---- Source data

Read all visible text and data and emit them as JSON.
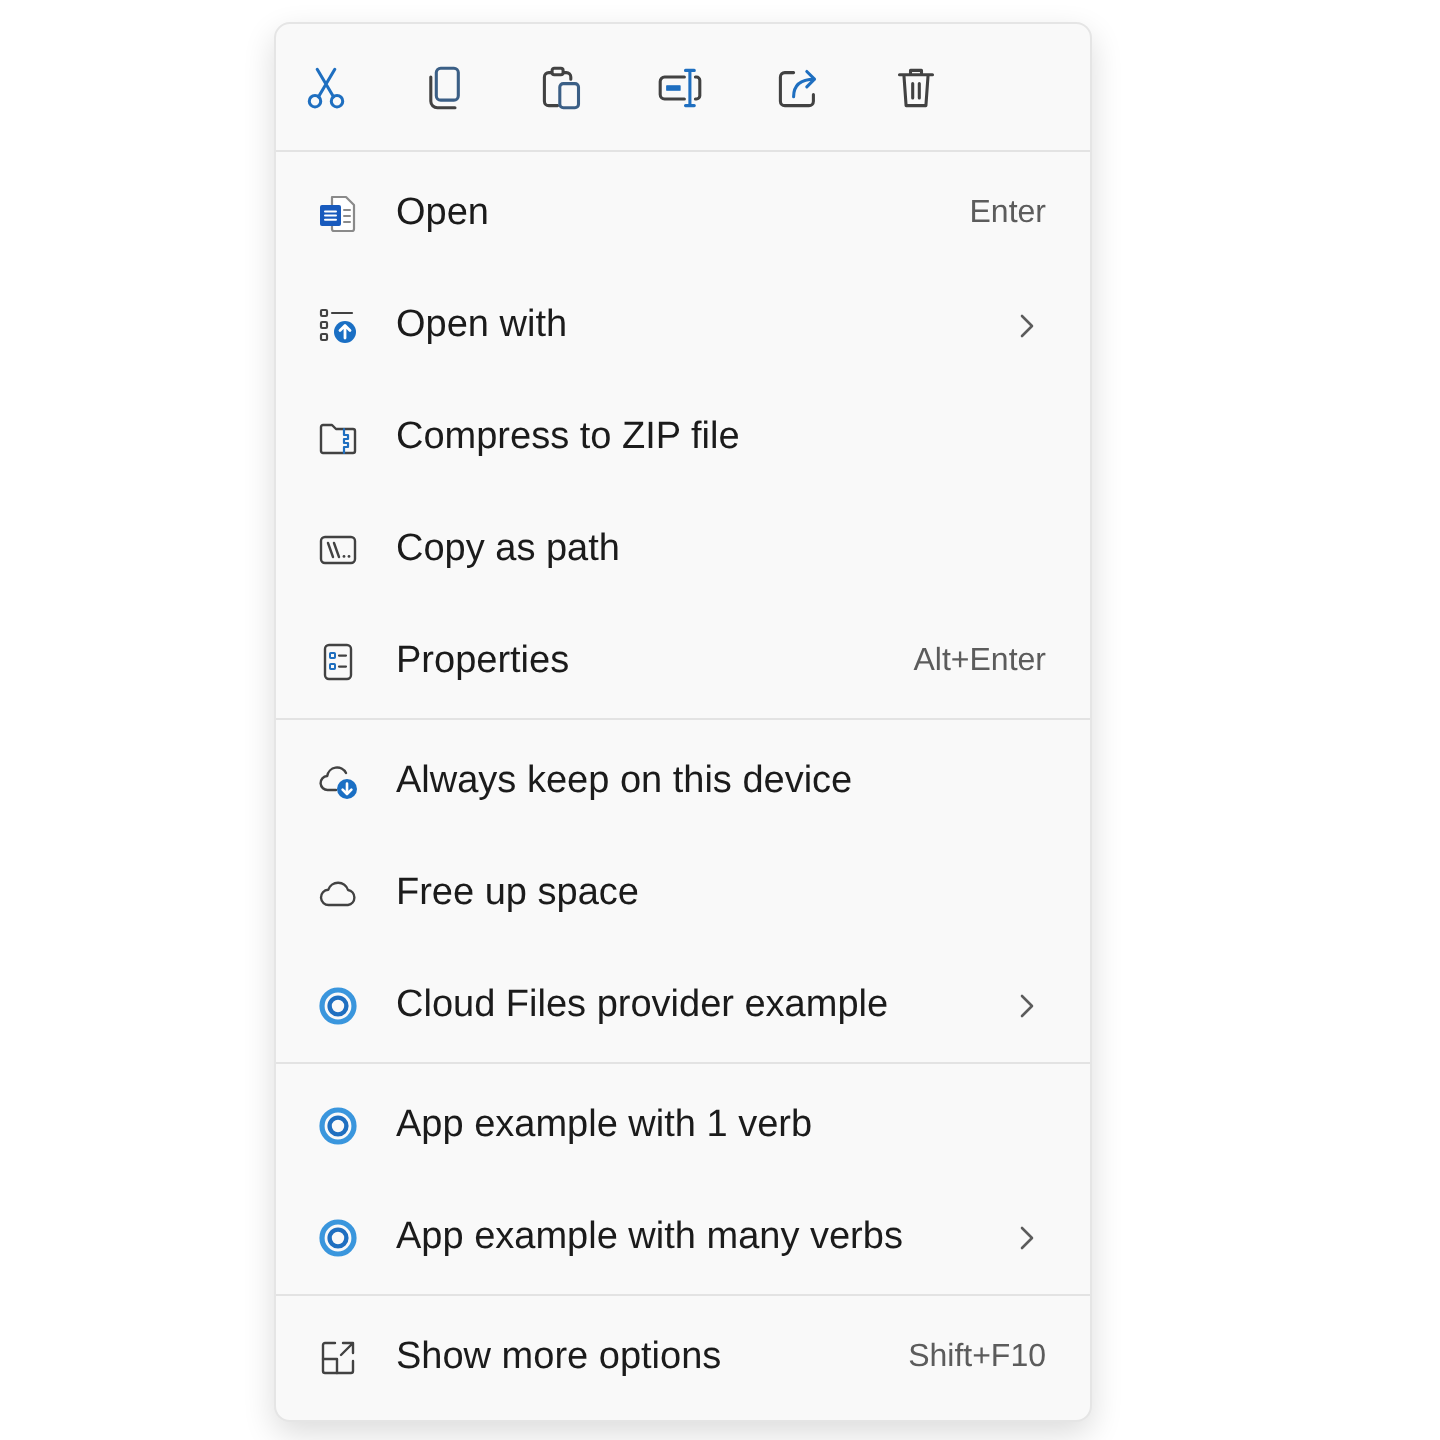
{
  "sections": [
    {
      "items": [
        {
          "label": "Open",
          "shortcut": "Enter",
          "submenu": false
        },
        {
          "label": "Open with",
          "submenu": true
        },
        {
          "label": "Compress to ZIP file",
          "submenu": false
        },
        {
          "label": "Copy as path",
          "submenu": false
        },
        {
          "label": "Properties",
          "shortcut": "Alt+Enter",
          "submenu": false
        }
      ]
    },
    {
      "items": [
        {
          "label": "Always keep on this device",
          "submenu": false
        },
        {
          "label": "Free up space",
          "submenu": false
        },
        {
          "label": "Cloud Files provider example",
          "submenu": true
        }
      ]
    },
    {
      "items": [
        {
          "label": "App example with 1 verb",
          "submenu": false
        },
        {
          "label": "App example with many verbs",
          "submenu": true
        }
      ]
    },
    {
      "items": [
        {
          "label": "Show more options",
          "shortcut": "Shift+F10",
          "submenu": false
        }
      ]
    }
  ]
}
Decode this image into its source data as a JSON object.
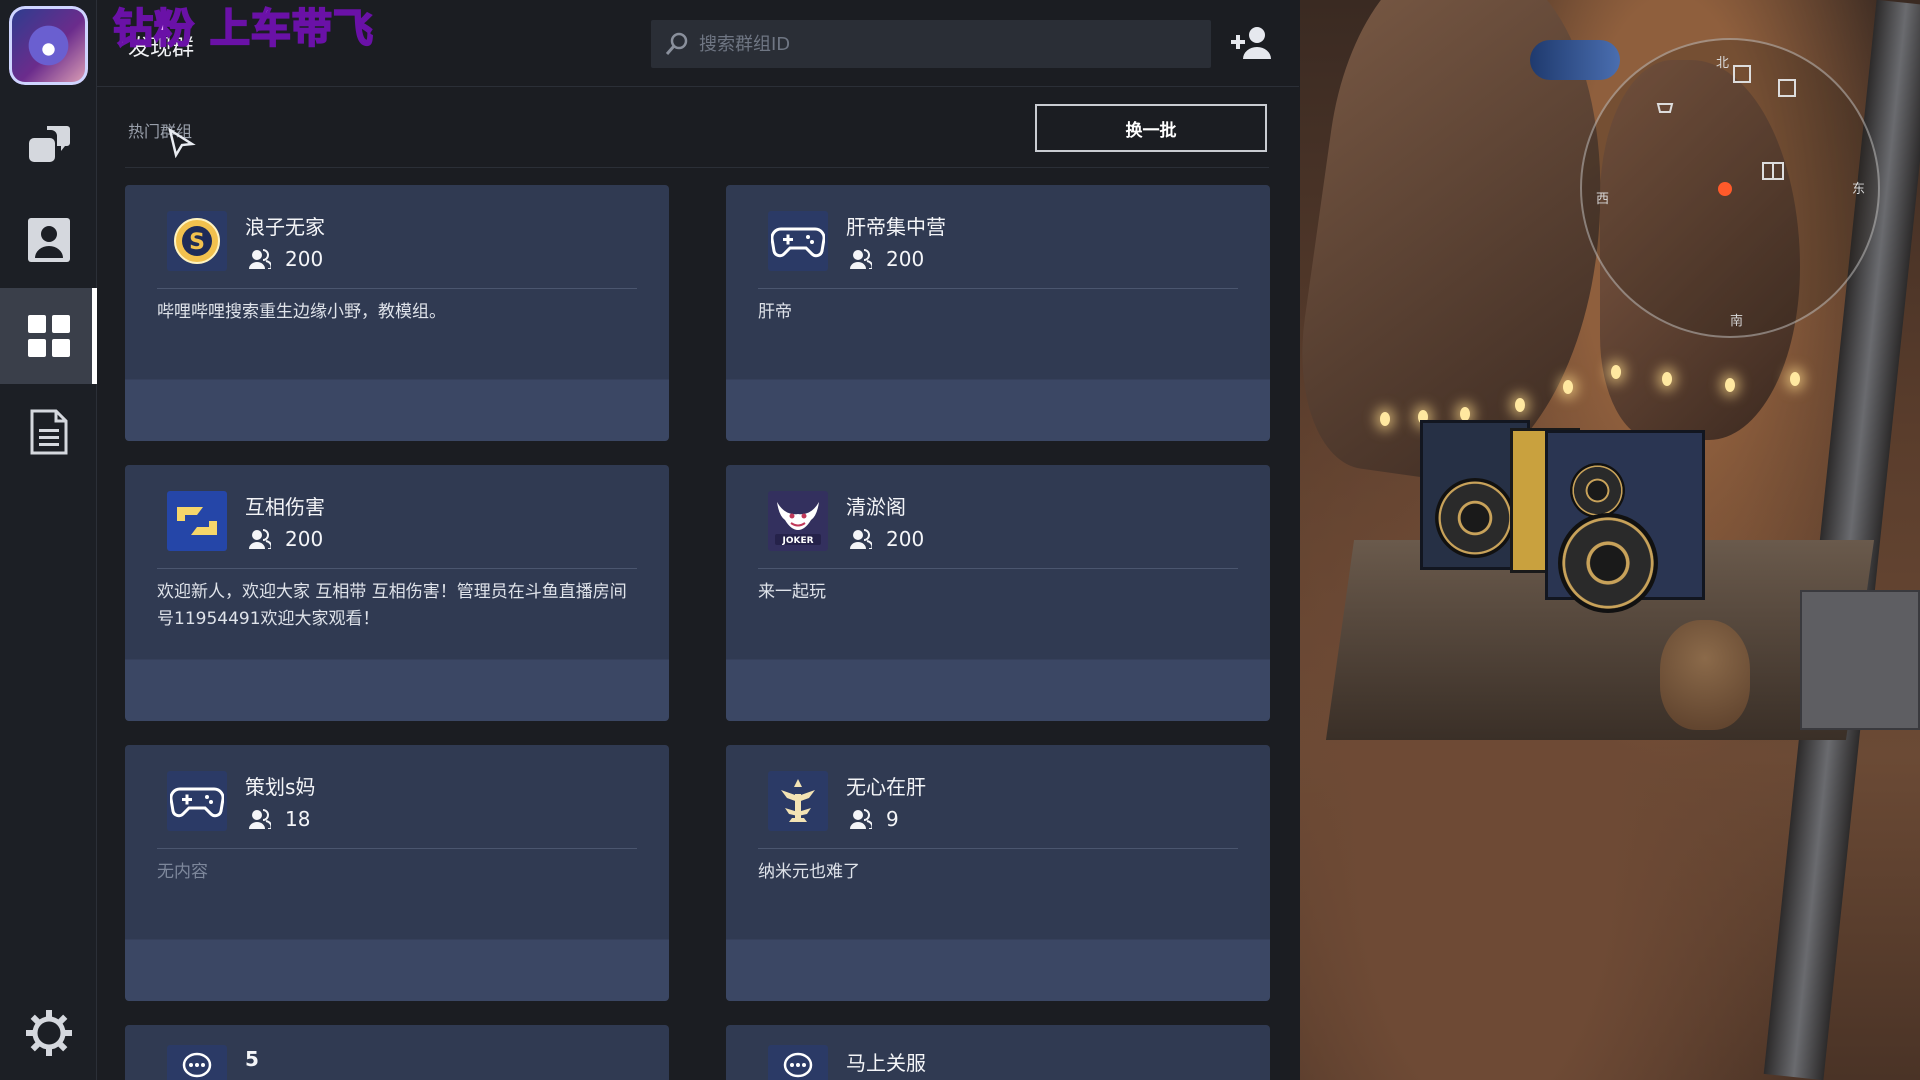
{
  "overlay_text": "钻粉 上车带飞",
  "page_title": "发现群",
  "search": {
    "placeholder": "搜索群组ID"
  },
  "section_label": "热门群组",
  "refresh_label": "换一批",
  "sidebar": {
    "items": [
      {
        "icon": "chat-icon",
        "active": false
      },
      {
        "icon": "contacts-icon",
        "active": false
      },
      {
        "icon": "grid-icon",
        "active": true
      },
      {
        "icon": "document-icon",
        "active": false
      }
    ],
    "settings_icon": "gear-icon"
  },
  "groups": [
    {
      "name": "浪子无家",
      "members": "200",
      "description": "哔哩哔哩搜索重生边缘小野，教模组。",
      "icon": "coin-icon"
    },
    {
      "name": "肝帝集中营",
      "members": "200",
      "description": "肝帝",
      "icon": "gamepad-icon"
    },
    {
      "name": "互相伤害",
      "members": "200",
      "description": "欢迎新人，欢迎大家 互相带 互相伤害！管理员在斗鱼直播房间号11954491欢迎大家观看！",
      "icon": "arrows-icon"
    },
    {
      "name": "清淤阁",
      "members": "200",
      "description": "来一起玩",
      "icon": "joker-icon"
    },
    {
      "name": "策划s妈",
      "members": "18",
      "description": "无内容",
      "icon": "gamepad-icon"
    },
    {
      "name": "无心在肝",
      "members": "9",
      "description": "纳米元也难了",
      "icon": "emblem-icon"
    },
    {
      "name": "5",
      "icon": "chat-bubble-icon"
    },
    {
      "name": "马上关服",
      "icon": "chat-bubble-icon"
    }
  ],
  "minimap": {
    "north_label": "北",
    "west_label": "西",
    "east_label": "东",
    "south_label": "南"
  },
  "colors": {
    "card_bg": "#303a52",
    "card_footer": "#3b4764",
    "sidebar_active": "#3a3f4a",
    "overlay": "#e9a3ff"
  }
}
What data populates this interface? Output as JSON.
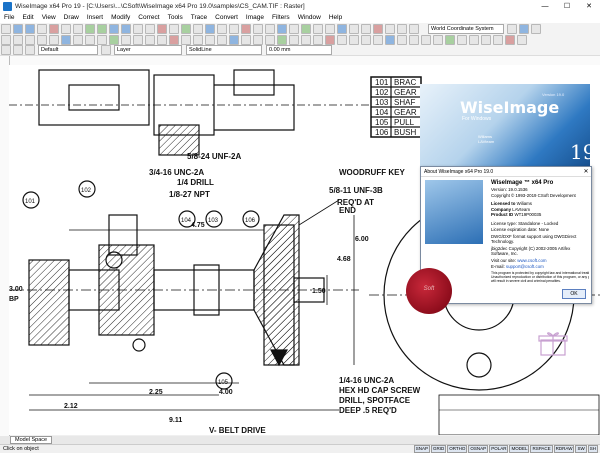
{
  "window": {
    "title": "WiseImage x64 Pro 19 - [C:\\Users\\...\\CSoft\\WiseImage x64 Pro 19.0\\samples\\CS_CAM.TIF : Raster]",
    "minimize": "—",
    "maximize": "☐",
    "close": "✕"
  },
  "menu": [
    "File",
    "Edit",
    "View",
    "Draw",
    "Insert",
    "Modify",
    "Correct",
    "Tools",
    "Trace",
    "Convert",
    "Image",
    "Filters",
    "Window",
    "Help"
  ],
  "toolbar": {
    "coord_system": "World Coordinate System",
    "layer_value": "Default",
    "layer_label": "Layer",
    "linetype": "SolidLine",
    "lineweight": "0.00 mm"
  },
  "splash": {
    "brand": "WiseImage",
    "version_tag": "Version 19.0",
    "for_windows": "For Windows",
    "watermark1": "Wiliams",
    "watermark2": "LAVteam",
    "big_number": "19"
  },
  "about": {
    "title": "About WiseImage x64 Pro 19.0",
    "close": "✕",
    "product": "WiseImage ™ x64 Pro",
    "version": "Version: 19.0.1536",
    "copyright": "Copyright © 1993-2019 CSoft Development",
    "licensed_to_label": "Licensed to",
    "licensed_to": "Wiliams",
    "company_label": "Company",
    "company": "LAVteam",
    "product_id_label": "Product ID",
    "product_id": "WT19P00035",
    "license_type": "License type: Standalone - Locked",
    "license_exp": "License expiration date: None",
    "dwg": "DWG/DXF format support using DWGDirect Technology.",
    "jbig": "jbig2dec Copyright (C) 2002-2005 Artifex Software, Inc.",
    "visit_label": "Visit our site:",
    "site": "www.csoft.com",
    "email_label": "E-mail:",
    "email": "support@csoft.com",
    "notice1": "This program is protected by copyright law and international treaties.",
    "notice2": "Unauthorized reproduction or distribution of this program, or any portion of it,",
    "notice3": "will result in severe civil and criminal penalties.",
    "ok": "OK"
  },
  "tabs": {
    "model": "Model Space"
  },
  "status": {
    "text": "Click on object",
    "buttons": [
      "SNAP",
      "GRID",
      "ORTHO",
      "OSNAP",
      "POLAR",
      "MODEL",
      "RSPACE",
      "RDRAW",
      "SW",
      "SH"
    ]
  },
  "drawing": {
    "table_rows": [
      {
        "no": "101",
        "name": "BRAC"
      },
      {
        "no": "102",
        "name": "GEAR"
      },
      {
        "no": "103",
        "name": "SHAF"
      },
      {
        "no": "104",
        "name": "GEAR"
      },
      {
        "no": "105",
        "name": "PULL"
      },
      {
        "no": "106",
        "name": "BUSH"
      }
    ],
    "notes": {
      "n1": "5/8-24 UNF-2A",
      "n2": "3/4-16 UNC-2A",
      "n3": "1/4 DRILL",
      "n4": "1/8-27 NPT",
      "n5": "WOODRUFF KEY",
      "n6": "5/8-11 UNF-3B",
      "n7": "REQ'D AT",
      "n8": "END",
      "n9": "1/4-16 UNC-2A",
      "n10": "HEX HD CAP SCREW",
      "n11": "DRILL, SPOTFACE",
      "n12": "DEEP .5 REQ'D"
    },
    "dims": {
      "d475": "4.75",
      "d600": "6.00",
      "d468": "4.68",
      "d150": "1.50",
      "d300": "3.00",
      "bp": "BP",
      "d212": "2.12",
      "d225": "2.25",
      "d400": "4.00",
      "d911": "9.11"
    },
    "labels": [
      "102",
      "104",
      "103",
      "106",
      "101",
      "105"
    ],
    "caption": "V- BELT DRIVE",
    "seal_text": "Soft"
  }
}
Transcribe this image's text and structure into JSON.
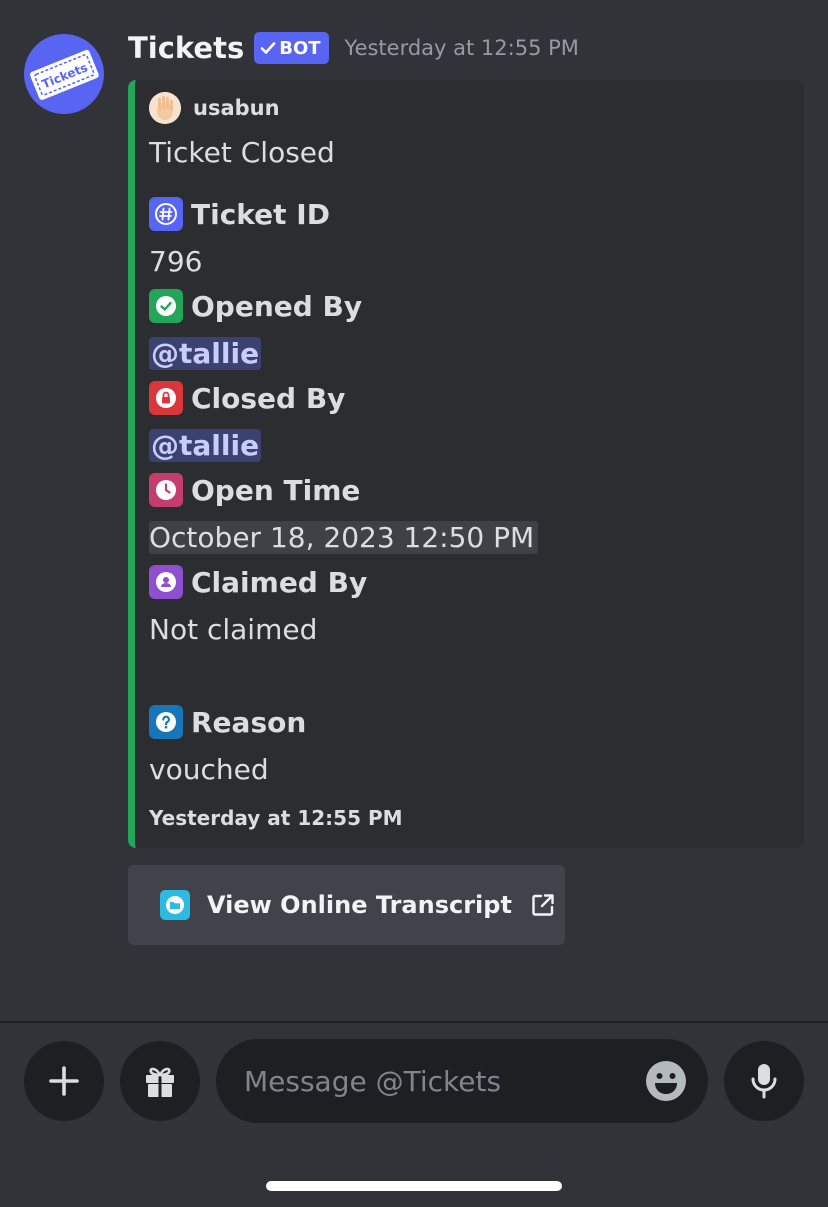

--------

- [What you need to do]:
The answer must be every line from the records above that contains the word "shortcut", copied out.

- [Reply]:
          "shortcut": "Enter",
          "shortcut": "Alt+Enter",
          "shortcut": "Shift+F10",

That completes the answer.